They have served as the twin peaks of every Olympics since 2008: the best swimmer ever and the best sprinter ever.
They are Michael Phelps and Usain Bolt, dual headliners who have towered over the rest of the Olympic Games for eight years.
Certainly there have been dazzling women’s gymnasts who grab a lot of TV time as well, but by the nature of that sport the cast is always changing. Hardly any gymnast can stick around for three Olympic cycles.
But first in Beijing in 2008, then in London in 2012 and now in Rio in 2016, Phelps and Bolt have done the same two-step.
Phelps dominates the first week. Then Bolt takes over the second.

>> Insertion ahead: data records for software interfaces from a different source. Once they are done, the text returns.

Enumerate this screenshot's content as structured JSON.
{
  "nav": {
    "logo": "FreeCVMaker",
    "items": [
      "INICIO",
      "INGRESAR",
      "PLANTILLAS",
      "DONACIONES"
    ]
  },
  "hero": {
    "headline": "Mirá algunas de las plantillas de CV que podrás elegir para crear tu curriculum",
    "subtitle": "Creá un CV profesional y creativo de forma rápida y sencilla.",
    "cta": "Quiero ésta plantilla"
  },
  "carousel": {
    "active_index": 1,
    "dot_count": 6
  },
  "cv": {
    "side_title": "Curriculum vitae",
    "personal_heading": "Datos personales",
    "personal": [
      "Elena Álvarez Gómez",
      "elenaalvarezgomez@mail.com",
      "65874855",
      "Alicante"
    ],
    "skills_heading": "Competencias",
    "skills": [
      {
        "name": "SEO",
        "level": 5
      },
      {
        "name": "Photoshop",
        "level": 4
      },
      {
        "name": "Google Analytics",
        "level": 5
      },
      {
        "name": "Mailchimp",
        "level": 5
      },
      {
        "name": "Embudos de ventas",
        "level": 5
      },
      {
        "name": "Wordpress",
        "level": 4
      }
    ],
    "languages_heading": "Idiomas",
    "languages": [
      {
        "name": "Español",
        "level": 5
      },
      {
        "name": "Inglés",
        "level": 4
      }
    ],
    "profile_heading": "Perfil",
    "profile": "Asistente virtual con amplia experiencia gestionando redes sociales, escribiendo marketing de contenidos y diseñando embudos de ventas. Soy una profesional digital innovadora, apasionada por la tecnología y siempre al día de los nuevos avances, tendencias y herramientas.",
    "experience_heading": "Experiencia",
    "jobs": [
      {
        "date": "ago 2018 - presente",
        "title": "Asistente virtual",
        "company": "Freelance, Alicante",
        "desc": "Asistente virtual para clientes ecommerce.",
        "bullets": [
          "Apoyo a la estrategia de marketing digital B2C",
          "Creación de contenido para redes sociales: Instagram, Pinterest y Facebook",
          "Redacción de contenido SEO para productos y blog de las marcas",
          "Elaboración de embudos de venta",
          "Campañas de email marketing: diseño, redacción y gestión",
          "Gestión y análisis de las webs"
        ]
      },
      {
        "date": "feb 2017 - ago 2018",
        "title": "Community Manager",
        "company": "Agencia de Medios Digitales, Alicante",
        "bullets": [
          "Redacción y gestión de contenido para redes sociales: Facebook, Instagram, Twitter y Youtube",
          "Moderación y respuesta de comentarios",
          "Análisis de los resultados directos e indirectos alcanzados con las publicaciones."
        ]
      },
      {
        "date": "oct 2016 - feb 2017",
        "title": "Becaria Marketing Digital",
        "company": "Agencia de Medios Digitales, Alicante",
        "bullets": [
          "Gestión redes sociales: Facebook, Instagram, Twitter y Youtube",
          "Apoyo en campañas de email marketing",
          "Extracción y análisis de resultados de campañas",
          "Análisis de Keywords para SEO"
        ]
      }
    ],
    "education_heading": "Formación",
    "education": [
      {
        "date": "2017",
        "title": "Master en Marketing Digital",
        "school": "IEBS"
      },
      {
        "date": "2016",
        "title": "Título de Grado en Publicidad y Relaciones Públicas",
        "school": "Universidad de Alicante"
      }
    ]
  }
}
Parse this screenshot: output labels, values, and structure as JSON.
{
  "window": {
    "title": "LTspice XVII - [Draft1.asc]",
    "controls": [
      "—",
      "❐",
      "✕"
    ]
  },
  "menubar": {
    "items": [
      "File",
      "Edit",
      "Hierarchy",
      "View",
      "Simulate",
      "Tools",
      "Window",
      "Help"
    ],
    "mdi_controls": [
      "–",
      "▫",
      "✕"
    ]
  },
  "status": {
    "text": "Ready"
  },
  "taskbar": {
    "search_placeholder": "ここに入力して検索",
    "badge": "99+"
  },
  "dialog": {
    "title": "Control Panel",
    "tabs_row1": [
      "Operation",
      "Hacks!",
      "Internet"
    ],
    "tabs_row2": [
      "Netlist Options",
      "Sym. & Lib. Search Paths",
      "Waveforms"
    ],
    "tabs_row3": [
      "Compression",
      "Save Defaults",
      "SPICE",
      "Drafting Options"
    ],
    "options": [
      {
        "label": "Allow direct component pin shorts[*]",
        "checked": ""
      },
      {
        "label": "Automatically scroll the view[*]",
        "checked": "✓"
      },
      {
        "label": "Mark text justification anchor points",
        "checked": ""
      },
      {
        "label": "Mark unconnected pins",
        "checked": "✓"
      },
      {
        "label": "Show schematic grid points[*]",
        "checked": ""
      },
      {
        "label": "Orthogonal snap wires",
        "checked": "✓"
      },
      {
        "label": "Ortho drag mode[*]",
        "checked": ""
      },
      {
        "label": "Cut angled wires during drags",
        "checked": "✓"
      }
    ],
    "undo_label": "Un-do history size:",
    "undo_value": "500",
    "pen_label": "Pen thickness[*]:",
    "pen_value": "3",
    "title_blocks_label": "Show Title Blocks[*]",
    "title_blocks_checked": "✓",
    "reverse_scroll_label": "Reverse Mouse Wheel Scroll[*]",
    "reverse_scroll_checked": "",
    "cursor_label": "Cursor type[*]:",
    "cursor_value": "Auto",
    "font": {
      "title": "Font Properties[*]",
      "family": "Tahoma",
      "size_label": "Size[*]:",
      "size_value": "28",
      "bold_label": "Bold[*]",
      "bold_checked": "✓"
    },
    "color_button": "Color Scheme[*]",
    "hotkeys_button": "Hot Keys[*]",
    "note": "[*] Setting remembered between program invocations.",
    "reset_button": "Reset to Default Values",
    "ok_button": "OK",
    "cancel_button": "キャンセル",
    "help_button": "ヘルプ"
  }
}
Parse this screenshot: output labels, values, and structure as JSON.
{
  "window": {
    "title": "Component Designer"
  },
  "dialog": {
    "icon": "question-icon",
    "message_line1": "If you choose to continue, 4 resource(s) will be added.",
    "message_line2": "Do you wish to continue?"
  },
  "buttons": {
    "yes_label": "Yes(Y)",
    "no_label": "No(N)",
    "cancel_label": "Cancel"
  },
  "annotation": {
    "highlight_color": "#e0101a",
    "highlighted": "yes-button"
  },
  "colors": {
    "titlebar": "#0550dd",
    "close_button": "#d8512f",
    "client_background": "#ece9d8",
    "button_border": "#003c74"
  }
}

Their styles are very different. Phelps is more of a Michael Jordan, a relentless competitor whose sustained excellence inspires awe more than anything else. Until these Olympics, when he opened himself up a little more, Phelps mostly isolated himself with headphones before races. He has always been at his best racing when he drowns out the rest of the world.
Bolt is more of a Charles Barkley, a dazzling entertainer as well as an incredible athlete who is willing and able to take the crowd along for every ride. Before he kneels in the starting blocks, he dances and preens. Phelps smiles a lot after races, but rarely before. Bolt smiles before and after. He takes the world on his back in every race and yet doesn’t seem to feel the weight.
Who is the better Olympian of the two? I don’t think there’s any question it is Phelps, whose 23 Olympic gold medals and 28 overall medals will never be surpassed. Indeed, Phelps must rank as the greatest Olympian of all time.
Yes, Phelps has more chances at medals because swimming has more events that play into his strengths, but no one else has ever come close to doing what he’s done. At age 31, Phelps ended up with five golds and a silver in these Olympics, losing only once.
Bolt may well be the most charismatic Olympian of all time, as well as its fastest man for three straight Olympic cycles. He hasn’t lost an Olympic final since 2008. Phelps does lose occasionally, but he also competes far more often.
Bolt’s victory over Justin Gatlin the 100 meters Sunday night was his third consecutive win at that distance, and that was supposed to be his hardest race. Bolt should blow away the field in the 200 on Thursday night.
“I am always confident about the 200,” Bolt said early Monday after his win. “The 100 is always the hardest one for me.”
Then, if he and his Jamaican teammates can win the 4x100 relay Friday night, Bolt will realize his goal of a “triple-triple” — winning gold in the 100, 200 and relay for three straight Olympics.
Both men claim that this will be their last Olympics.
I don’t believe it with Phelps — he has retired and unretired before. I’m not sure what to believe with Bolt. Phelps is 31, while Bolt will turn 30 this week. The sprinter is committed to running through the 2017 world championships and then will supposedly retire, although I could certainly see him running at least the 200 in Tokyo in 2020.
There have been other fantastic Olympic swimmers and sprinters before these two men, of course. Mark Spitz won seven gold medals in swimming in 1972. Then he retired at age 22, which was customary at that time in the sport because there was so little money in it. Jesse Owens won four gold medals in Berlin in 1936, and no medals have ever been more symbolic since those Olympics were hosted by Adolf Hitler on the eve of World War II and Owens was African-American. But again, Owens competed in only one Olympics.
After Phelps finished his last race of this meet Saturday night, winning gold with another relay team, his longtime coach Bob Bowman offered the opinion that Phelps was not a “once-in-a-generation” swimmer but more like a “once-in-10-generations” swimmer.
I think you could say the same thing about Bolt. His world records in individual events will be broken at some point, but I’m not sure we will ever see another sprinter who is so joyous and so intent on making everyone around him that way as well.
Early Monday morning, Bolt described after winning the 100 a recurring dream he has been having where he is being chased.
“It is always that same dream every now and then,” he said, “but it is a good dream because they never catch me.”
They aren’t going to catch him in Rio, either, just like they couldn’t catch Phelps. As for those of us watching, it is wise to appreciate them now and catch them both while we still can.
We will never see the likes of either one of them again.